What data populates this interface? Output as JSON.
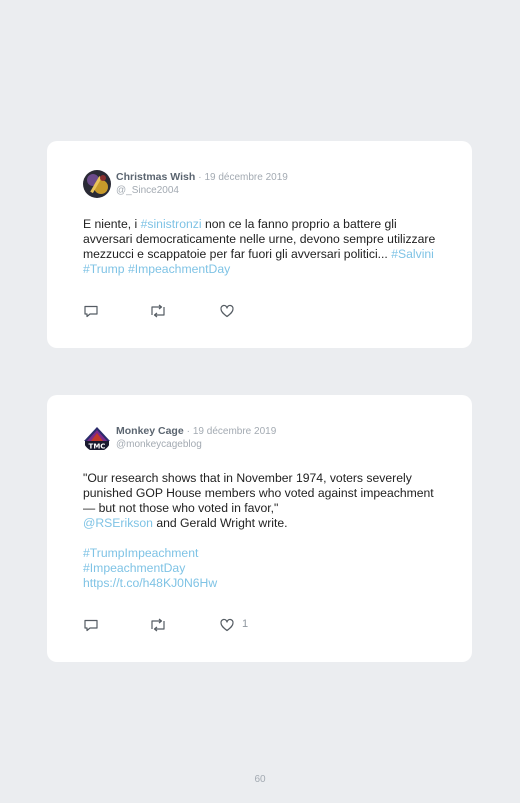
{
  "tweets": [
    {
      "name": "Christmas Wish",
      "separator": "·",
      "date": "19 décembre 2019",
      "handle": "@_Since2004",
      "text_1": "E niente, i ",
      "tag_1": "#sinistronzi",
      "text_2": " non ce la fanno proprio a battere gli avversari democraticamente nelle urne, devono sempre utilizzare mezzucci e scappatoie per far fuori gli avversari politici... ",
      "tag_2": "#Salvini",
      "space": " ",
      "tag_3": "#Trump",
      "tag_4": "#ImpeachmentDay"
    },
    {
      "name": "Monkey Cage",
      "separator": "·",
      "date": "19 décembre 2019",
      "handle": "@monkeycageblog",
      "text_1": "\"Our research shows that in November 1974, voters severely punished GOP House members who voted against impeachment — but not those who voted in favor,\"",
      "mention": "@RSErikson",
      "text_2": " and Gerald Wright write.",
      "tag_1": "#TrumpImpeachment",
      "tag_2": "#ImpeachmentDay",
      "url": "https://t.co/h48KJ0N6Hw",
      "likes": "1"
    }
  ],
  "page_number": "60",
  "colors": {
    "link": "#7fc3e5",
    "background": "#ebedf0",
    "card": "#ffffff"
  },
  "icons": [
    "reply-icon",
    "retweet-icon",
    "heart-icon"
  ]
}
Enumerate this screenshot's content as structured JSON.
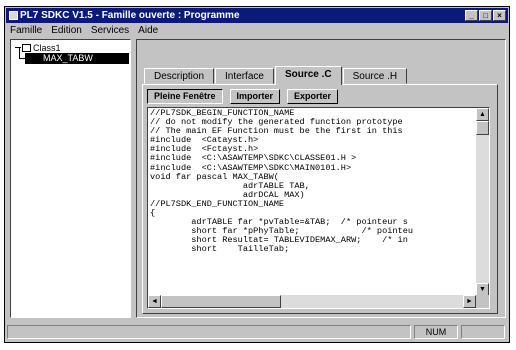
{
  "window": {
    "title": "PL7 SDKC V1.5 - Famille ouverte : Programme",
    "controls": [
      "minimize-icon",
      "maximize-icon",
      "close-icon"
    ]
  },
  "menu": [
    "Famille",
    "Edition",
    "Services",
    "Aide"
  ],
  "tree": {
    "root": "Class1",
    "child": "MAX_TABW"
  },
  "tabs": [
    {
      "label": "Description",
      "active": false
    },
    {
      "label": "Interface",
      "active": false
    },
    {
      "label": "Source .C",
      "active": true
    },
    {
      "label": "Source .H",
      "active": false
    }
  ],
  "buttons": {
    "fullscreen": "Pleine Fenêtre",
    "import": "Importer",
    "export": "Exporter"
  },
  "code_lines": [
    "//PL7SDK_BEGIN_FUNCTION_NAME",
    "// do not modify the generated function prototype",
    "// The main EF Function must be the first in this",
    "#include  <Catayst.h>",
    "#include  <Fctayst.h>",
    "#include  <C:\\ASAWTEMP\\SDKC\\CLASSE01.H >",
    "#include  <C:\\ASAWTEMP\\SDKC\\MAIN0101.H>",
    "void far pascal MAX_TABW(",
    "                  adrTABLE TAB,",
    "                  adrDCAL MAX)",
    "//PL7SDK_END_FUNCTION_NAME",
    "{",
    "        adrTABLE far *pvTable=&TAB;  /* pointeur s",
    "        short far *pPhyTable;            /* pointeu",
    "        short Resultat= TABLEVIDEMAX_ARW;    /* in",
    "        short    TailleTab;"
  ],
  "status": {
    "num": "NUM"
  }
}
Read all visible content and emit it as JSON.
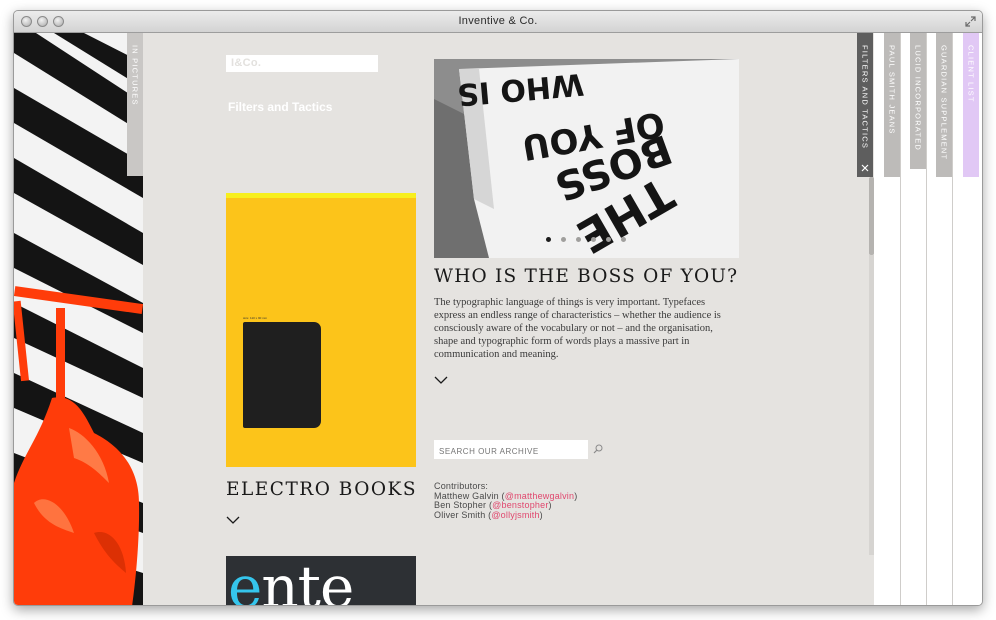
{
  "window": {
    "title": "Inventive & Co."
  },
  "left_tab": {
    "label": "IN PICTURES"
  },
  "header": {
    "logo": "I&Co.",
    "section": "Filters and Tactics"
  },
  "book": {
    "label": "size: 110 x 90 mm",
    "title": "ELECTRO BOOKS"
  },
  "teaser": {
    "text_a": "e",
    "text_b": "nte"
  },
  "feature": {
    "image_text": [
      "THE",
      "BOSS",
      "OF YOU",
      "WHO IS"
    ],
    "slides": 6,
    "active_slide": 1,
    "title": "WHO IS THE BOSS OF YOU?",
    "body": "The typographic language of things is very important. Typefaces express an endless range of characteristics – whether the audience is consciously aware of the vocabulary or not – and the organisation, shape and typographic form of words plays a massive part in communication and meaning."
  },
  "search": {
    "placeholder": "SEARCH OUR ARCHIVE"
  },
  "contributors": {
    "heading": "Contributors:",
    "people": [
      {
        "name": "Matthew Galvin",
        "handle": "@matthewgalvin"
      },
      {
        "name": "Ben Stopher",
        "handle": "@benstopher"
      },
      {
        "name": "Oliver Smith",
        "handle": "@ollyjsmith"
      }
    ]
  },
  "right_tabs": [
    {
      "label": "FILTERS AND TACTICS",
      "color": "#5e5e5e",
      "active": true
    },
    {
      "label": "PAUL SMITH JEANS",
      "color": "#bdbbb9"
    },
    {
      "label": "LUCID INCORPORATED",
      "color": "#bdbbb9"
    },
    {
      "label": "GUARDIAN SUPPLEMENT",
      "color": "#bdbbb9"
    },
    {
      "label": "CLIENT LIST",
      "color": "#e1c8f5"
    }
  ],
  "colors": {
    "accent_pink": "#e0486e",
    "book_yellow": "#fcc41a",
    "orange": "#ff3c0a"
  }
}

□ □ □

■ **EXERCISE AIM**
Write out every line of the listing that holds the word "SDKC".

■ **SOLUTION BELOW**
    "title": "PL7 SDKC V1.5 - Famille ouverte : Programme",
    "#include  <C:\\ASAWTEMP\\SDKC\\CLASSE01.H >",
    "#include  <C:\\ASAWTEMP\\SDKC\\MAIN0101.H>",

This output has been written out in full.